Amid the activity on the Ginetta stand at Autosport International, surrounded by his company’s cars, Lawrence Tomlinson is a man excited about the 2013 season.
Ginetta’s ‘ladder’ of single marque – if not single model – championships remains strong, with prospective customers flocking to the stand over the four day event. However, to the Ginetta Junior, GT Supercup and GT5 Challenge series the Yorkshire based company are adding to their activity this year, stepping up their involvement in the Avon Tyres British GT Championship while encouraging young drivers into motorsport through a new partnership with Easykart.
The excitement may simply be down to the fact that Tomlinson will return to the driving seat of the Ginetta G55 GT3 for a full season (or as full as business commitments allow) in British GT alongside Richard Sykes.
However, both the announcement of the works GT team and the Easykart partnership add further rungs to the Ginetta ladder in British racing that Tomlinson and Ginetta have worked so hard to make a success.
It’s hard to disagree with them, with drivers progressing through the Junior and Supercup series that share the TOCA package with the BTCC and now looking at progressing into endurance racing in the British GT Championship. Proof, if any where needed is provided by GT Supercup stalwarts Tom Sharp and Colin White joining forces as IDL Racing with CWS and entering British GT with a G55 GT3.
Especially if a number of off-season developments aimed at treating an reliability Achilles Heal that was arrowed all too often in races during 2012 the GT3 adds a top rung onto the ladder, Sharp and White the first to test the theory.
“It’s just proves the Ginetta ladder,” Tomlinson says, “people coming in from junior motorsport up in to G50, G55’s and actually missing out GT4 and going straight into GT3.”
Tomlinson also points out that the ladder not only caters for ‘career’ drivers progressing up the series, but for gentleman drivers, a fact important as the latest step in the ladder takes Ginetta into a series where the Pro-Am make-up of driver combinations is help aloft as a selling point. He puts forward the case of his own new teammate for the season.
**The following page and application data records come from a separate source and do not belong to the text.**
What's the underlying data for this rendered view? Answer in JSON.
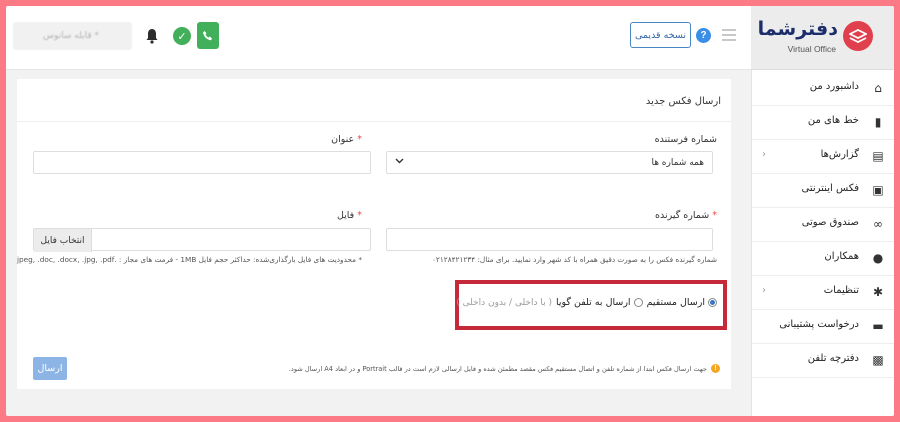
{
  "brand": {
    "title": "دفترشما",
    "subtitle": "Virtual Office",
    "logo_icon": "logo-mark"
  },
  "header": {
    "search_placeholder": "قابله سانوس *",
    "old_version_label": "نسخه قدیمی",
    "help_glyph": "?",
    "icons": [
      "bell-icon",
      "verified-icon",
      "phone-icon",
      "help-icon",
      "menu-icon"
    ]
  },
  "sidebar": {
    "items": [
      {
        "label": "داشبورد من",
        "icon": "home-icon",
        "glyph": "⌂",
        "has_children": false
      },
      {
        "label": "خط های من",
        "icon": "sim-icon",
        "glyph": "▮",
        "has_children": false
      },
      {
        "label": "گزارش‌ها",
        "icon": "report-icon",
        "glyph": "▤",
        "has_children": true
      },
      {
        "label": "فکس اینترنتی",
        "icon": "fax-icon",
        "glyph": "▣",
        "has_children": false
      },
      {
        "label": "صندوق صوتی",
        "icon": "voicemail-icon",
        "glyph": "∞",
        "has_children": false
      },
      {
        "label": "همکاران",
        "icon": "users-icon",
        "glyph": "●",
        "has_children": false
      },
      {
        "label": "تنظیمات",
        "icon": "gear-icon",
        "glyph": "✱",
        "has_children": true
      },
      {
        "label": "درخواست پشتیبانی",
        "icon": "ticket-icon",
        "glyph": "▬",
        "has_children": false
      },
      {
        "label": "دفترچه تلفن",
        "icon": "contacts-icon",
        "glyph": "▩",
        "has_children": false
      }
    ],
    "chevron": "‹"
  },
  "form": {
    "title": "ارسال فکس جدید",
    "sender_label": "شماره فرستنده",
    "sender_value": "همه شماره ها",
    "subject_label": "عنوان",
    "required_mark": "*",
    "receiver_label": "شماره گیرنده",
    "receiver_hint": "شماره گیرنده فکس را به صورت دقیق همراه با کد شهر وارد نمایید. برای مثال: ۰۲۱۲۸۴۲۱۲۳۴",
    "file_label": "فایل",
    "file_button": "انتخاب فایل",
    "file_hint": "* محدودیت های فایل بارگذاری‌شده: حداکثر حجم فایل 1MB - فرمت های مجاز : .jpeg, .doc, .docx, .jpg, .pdf",
    "radio_options": [
      {
        "label": "ارسال مستقیم",
        "selected": true,
        "sub": ""
      },
      {
        "label": "ارسال به تلفن گویا",
        "selected": false,
        "sub": "( با داخلی / بدون داخلی )"
      }
    ],
    "info_text": "جهت ارسال فکس ابتدا از شماره تلفن و اتصال مستقیم فکس مقصد مطمئن شده و فایل ارسالی لازم است در قالب Portrait و در ابعاد A4 ارسال شود.",
    "send_button": "ارسال"
  },
  "colors": {
    "accent": "#3a75c4",
    "highlight_border": "#c62a3a",
    "phone_green": "#42b05a",
    "frame_pink": "#fb7a86"
  }
}
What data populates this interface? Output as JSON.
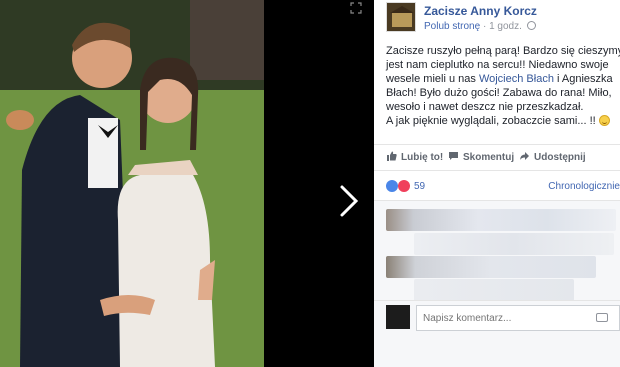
{
  "header": {
    "page_name": "Zacisze Anny Korcz",
    "like_link": "Polub stronę",
    "separator": "·",
    "time": "1 godz."
  },
  "post": {
    "text_before": "Zacisze ruszyło pełną parą! Bardzo się cieszymy, jest nam cieplutko na sercu!! Niedawno swoje wesele mieli u nas ",
    "mention": "Wojciech Błach",
    "text_after": " i Agnieszka Błach! Było dużo gości! Zabawa do rana! Miło, wesoło i nawet deszcz nie przeszkadzał.",
    "line2": "A jak pięknie wyglądali, zobaczcie sami... !! "
  },
  "actions": {
    "like": "Lubię to!",
    "comment": "Skomentuj",
    "share": "Udostępnij"
  },
  "reactions": {
    "count": "59",
    "sort": "Chronologicznie"
  },
  "compose": {
    "placeholder": "Napisz komentarz..."
  },
  "icons": [
    "expand-icon",
    "chevron-right-icon",
    "globe-icon",
    "thumbs-up-icon",
    "comment-icon",
    "share-icon",
    "like-reaction-icon",
    "love-reaction-icon",
    "camera-icon",
    "smile-emoji-icon"
  ],
  "colors": {
    "link": "#365899",
    "accent": "#4267b2",
    "muted": "#90949c",
    "background": "#000000"
  }
}
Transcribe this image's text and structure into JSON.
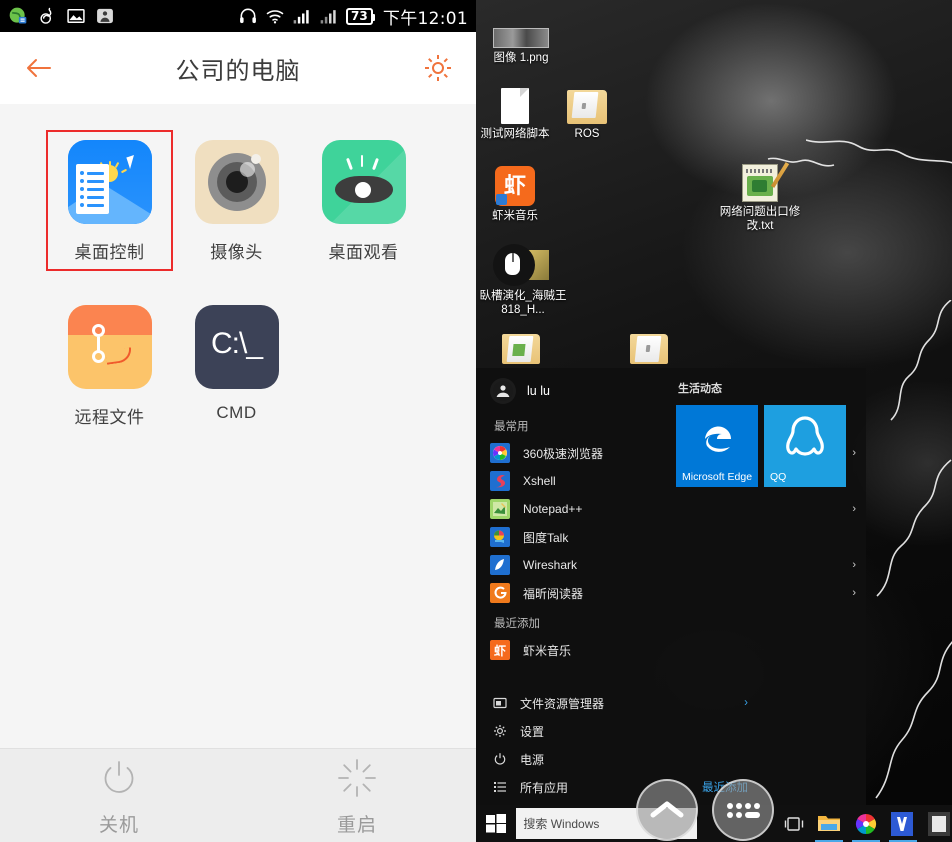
{
  "phone": {
    "statusbar": {
      "icons": [
        "qq-browser-icon",
        "netease-music-icon",
        "gallery-icon",
        "contact-icon",
        "headphone-icon",
        "wifi-icon",
        "signal-1-icon",
        "signal-2-icon"
      ],
      "battery": "73",
      "time": "下午12:01"
    },
    "appbar": {
      "back_icon": "back-arrow-icon",
      "title": "公司的电脑",
      "settings_icon": "gear-icon"
    },
    "apps": [
      {
        "id": "desktop-control",
        "label": "桌面控制",
        "icon": "desktop-control-icon",
        "selected": true
      },
      {
        "id": "camera",
        "label": "摄像头",
        "icon": "camera-icon",
        "selected": false
      },
      {
        "id": "desktop-view",
        "label": "桌面观看",
        "icon": "eye-icon",
        "selected": false
      },
      {
        "id": "remote-files",
        "label": "远程文件",
        "icon": "remote-files-icon",
        "selected": false
      },
      {
        "id": "cmd",
        "label": "CMD",
        "icon": "cmd-icon",
        "selected": false
      }
    ],
    "cmd_icon_text": "C:\\_",
    "bottom": [
      {
        "id": "shutdown",
        "label": "关机",
        "icon": "power-icon"
      },
      {
        "id": "restart",
        "label": "重启",
        "icon": "restart-icon"
      }
    ],
    "colors": {
      "accent": "#f0733c",
      "selection": "#ec2b2b",
      "bg": "#f5f5f5"
    }
  },
  "windows": {
    "desktop_icons": [
      {
        "label": "图像 1.png",
        "icon": "image-file-icon"
      },
      {
        "label": "测试网络脚本",
        "icon": "document-file-icon"
      },
      {
        "label": "ROS",
        "icon": "folder-icon"
      },
      {
        "label": "虾米音乐",
        "icon": "xiami-music-icon"
      },
      {
        "label": "网络问题出口修改.txt",
        "icon": "notepad-file-icon"
      },
      {
        "label": "臥槽演化_海贼王818_H...",
        "icon": "video-file-icon"
      }
    ],
    "startmenu": {
      "user": "lu lu",
      "user_avatar_icon": "user-avatar-icon",
      "most_used_header": "最常用",
      "most_used": [
        {
          "label": "360极速浏览器",
          "icon": "360-browser-icon",
          "chevron": "›"
        },
        {
          "label": "Xshell",
          "icon": "xshell-icon",
          "chevron": ""
        },
        {
          "label": "Notepad++",
          "icon": "notepad-plus-icon",
          "chevron": "›"
        },
        {
          "label": "图度Talk",
          "icon": "tudou-talk-icon",
          "chevron": ""
        },
        {
          "label": "Wireshark",
          "icon": "wireshark-icon",
          "chevron": "›"
        },
        {
          "label": "福昕阅读器",
          "icon": "foxit-reader-icon",
          "chevron": "›"
        }
      ],
      "recent_header": "最近添加",
      "recent": [
        {
          "label": "虾米音乐",
          "icon": "xiami-music-icon"
        }
      ],
      "bottom_rows": [
        {
          "label": "文件资源管理器",
          "icon": "file-explorer-icon",
          "chevron": "›",
          "badge": ""
        },
        {
          "label": "设置",
          "icon": "settings-gear-icon",
          "chevron": "",
          "badge": ""
        },
        {
          "label": "电源",
          "icon": "power-icon",
          "chevron": "",
          "badge": ""
        },
        {
          "label": "所有应用",
          "icon": "all-apps-icon",
          "chevron": "",
          "badge": "最近添加"
        }
      ],
      "tiles_header": "生活动态",
      "tiles": [
        {
          "label": "Microsoft Edge",
          "icon": "edge-icon",
          "color": "#0078d7"
        },
        {
          "label": "QQ",
          "icon": "qq-icon",
          "color": "#1e9fe0"
        }
      ]
    },
    "taskbar": {
      "start_icon": "windows-start-icon",
      "search_placeholder": "搜索 Windows",
      "taskview_icon": "task-view-icon",
      "pinned": [
        {
          "icon": "file-explorer-icon",
          "name": "file-explorer"
        },
        {
          "icon": "360-browser-icon",
          "name": "360-browser"
        },
        {
          "icon": "wps-icon",
          "name": "wps"
        },
        {
          "icon": "app-icon",
          "name": "pinned-app"
        }
      ]
    }
  },
  "android_nav": {
    "back_icon": "nav-up-chevron-icon",
    "apps_icon": "nav-apps-grid-icon"
  }
}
“He came to watch me race at Le Mans in 2006, he then brought a G20 – several G20s – and ran those, ran in the G50s and then came back and did some G40 driving, drove in the Britcar 24 in a G40 and now he’s coming back into GT3 and I’ll think he’ll be a shining example of how a gentleman driver who’s very, very good can start from G20 and get up into GT3 it’s a fantastic example of the ladder.”
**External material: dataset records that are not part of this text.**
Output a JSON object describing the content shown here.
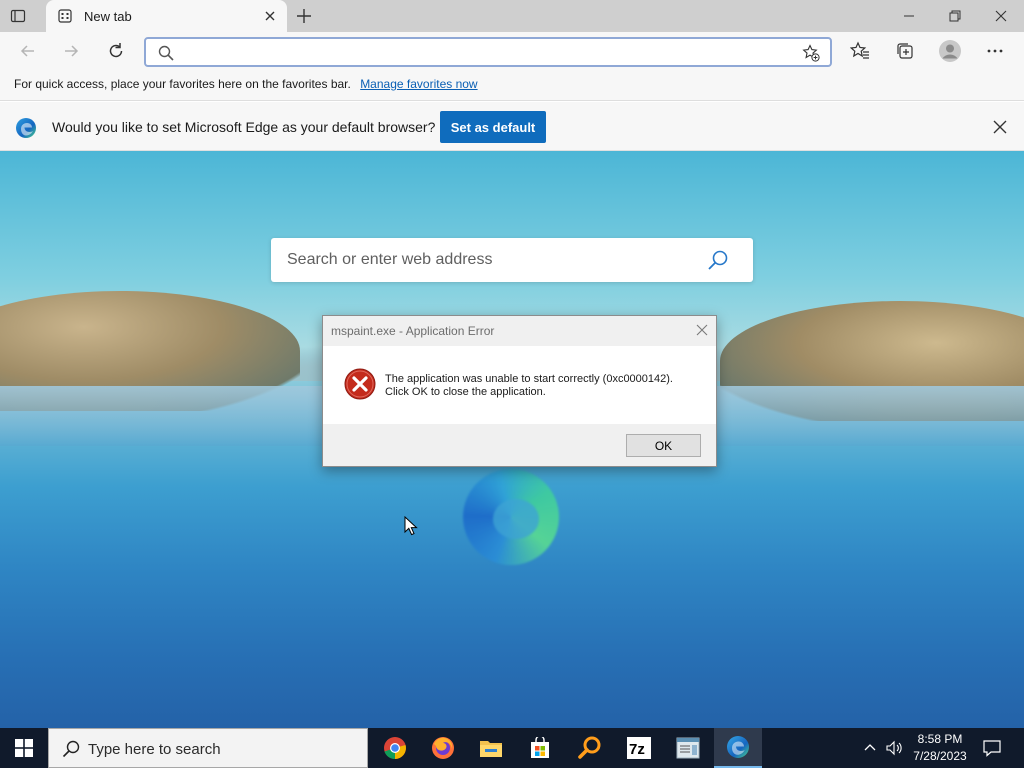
{
  "browser": {
    "tab_title": "New tab",
    "address_value": "",
    "favorites_bar": {
      "message": "For quick access, place your favorites here on the favorites bar.",
      "link": "Manage favorites now"
    },
    "infobar": {
      "message": "Would you like to set Microsoft Edge as your default browser?",
      "button": "Set as default"
    },
    "ntp_search_placeholder": "Search or enter web address"
  },
  "dialog": {
    "title": "mspaint.exe - Application Error",
    "line1": "The application was unable to start correctly (0xc0000142).",
    "line2": "Click OK to close the application.",
    "ok_label": "OK"
  },
  "taskbar": {
    "search_placeholder": "Type here to search",
    "apps": [
      "chrome-icon",
      "firefox-icon",
      "file-explorer-icon",
      "store-icon",
      "search-everything-icon",
      "7zip-icon",
      "notepad-icon",
      "edge-icon"
    ],
    "time": "8:58 PM",
    "date": "7/28/2023"
  },
  "colors": {
    "accent": "#0f6cbd",
    "taskbar": "#101a2b",
    "error_red": "#c42b1c"
  }
}
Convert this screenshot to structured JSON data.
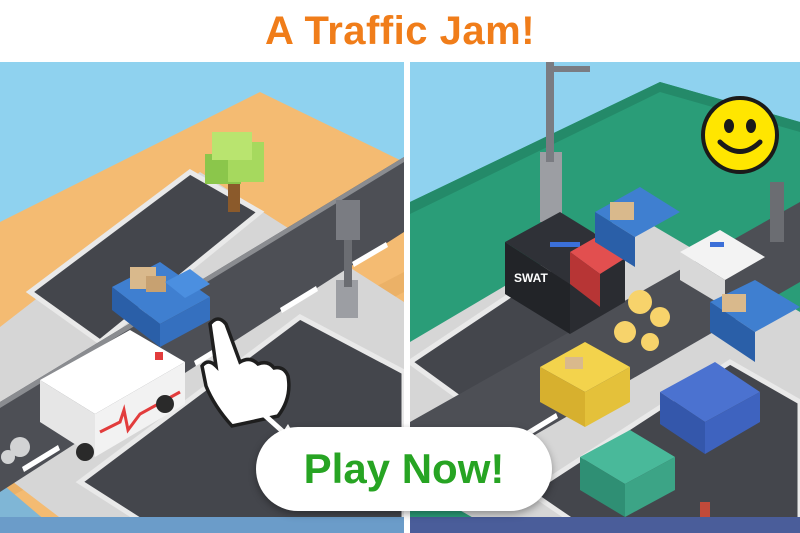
{
  "header": {
    "title": "A Traffic Jam!",
    "title_color": "#f07d1a"
  },
  "cta": {
    "label": "Play Now!",
    "label_color": "#27a423"
  },
  "scene_left": {
    "description_icons": [
      "tap-hand-icon",
      "swipe-arrow-icon"
    ],
    "vehicles": [
      "ambulance",
      "pickup-truck"
    ]
  },
  "scene_right": {
    "van_label": "SWAT",
    "vehicles": [
      "swat-van",
      "police-car",
      "pickup-truck",
      "pickup-truck",
      "taxi",
      "sedan",
      "suv",
      "red-car"
    ],
    "emoji": "smiley-icon"
  },
  "colors": {
    "sky": "#8fd2ef",
    "sand": "#f4bb72",
    "grass_green": "#2a9d78",
    "road": "#4d4f55",
    "lane_line": "#ffffff"
  }
}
While the strengthening of their GT3 product adds at the top of the ladder, the new partnership with Easykart throws down a line to those prospective drivers below the catchment currently catered for by Ginetta Juniors. As Tomlinson outlines the workings of the arrangements it is clear that the deal will benefit both karting and Ginetta, and the UK racing scene in general.
“We’ll help provide people into karting and then Easykart will work with us so that at 14 people can decide to continue in karting or take a car racing path,” he explains. “We’re working with the industry, not just taking from it, but putting back in and showing people who come into kart – them and their parents – how they can make a career in motorsport.”
The long-term goal of the Easykart partnership is to find drivers who in the future will progress up the Ginetta ladder, one day representing them at the 24 Hours of Le Mans.
Though the company doesn’t currently have a car eligible for Le Mans, though when Tomlinson says “yet” it is easy to get the impression it is more a matter of time. A GTE car topping the Ginetta pricelists would extend the ladder still further towards the pinnacle of GT racing.
In 2013 Ginetta’s works racing in Europe will been confined to a limited number of races, at most. Tomlinson mentions the possibility of GT races in Spain, as well as the prospect of tackling the 24 hour races on both the Nurburgring and Spa circuits, both of which currently have GT3 cars as their premier classes.
“It’s [about] going out and proving the car in new markets,” Tomlinson explains the thinking behind expanding Ginetta’s sights into Europe. “If we ran at the Spa 24 we’d have to run in the G3 category because we’re nationally homologated, but we can still go there and enjoy it and fly the flag for Ginetta.”
Taking the Ginetta G55 GT3 – almost certainly in the brand’s orange livery – into Europe would add yet another level to the Ginetta progression, the ladder bridging the channel extending still further the principle that has become central to the company’s racing exploits.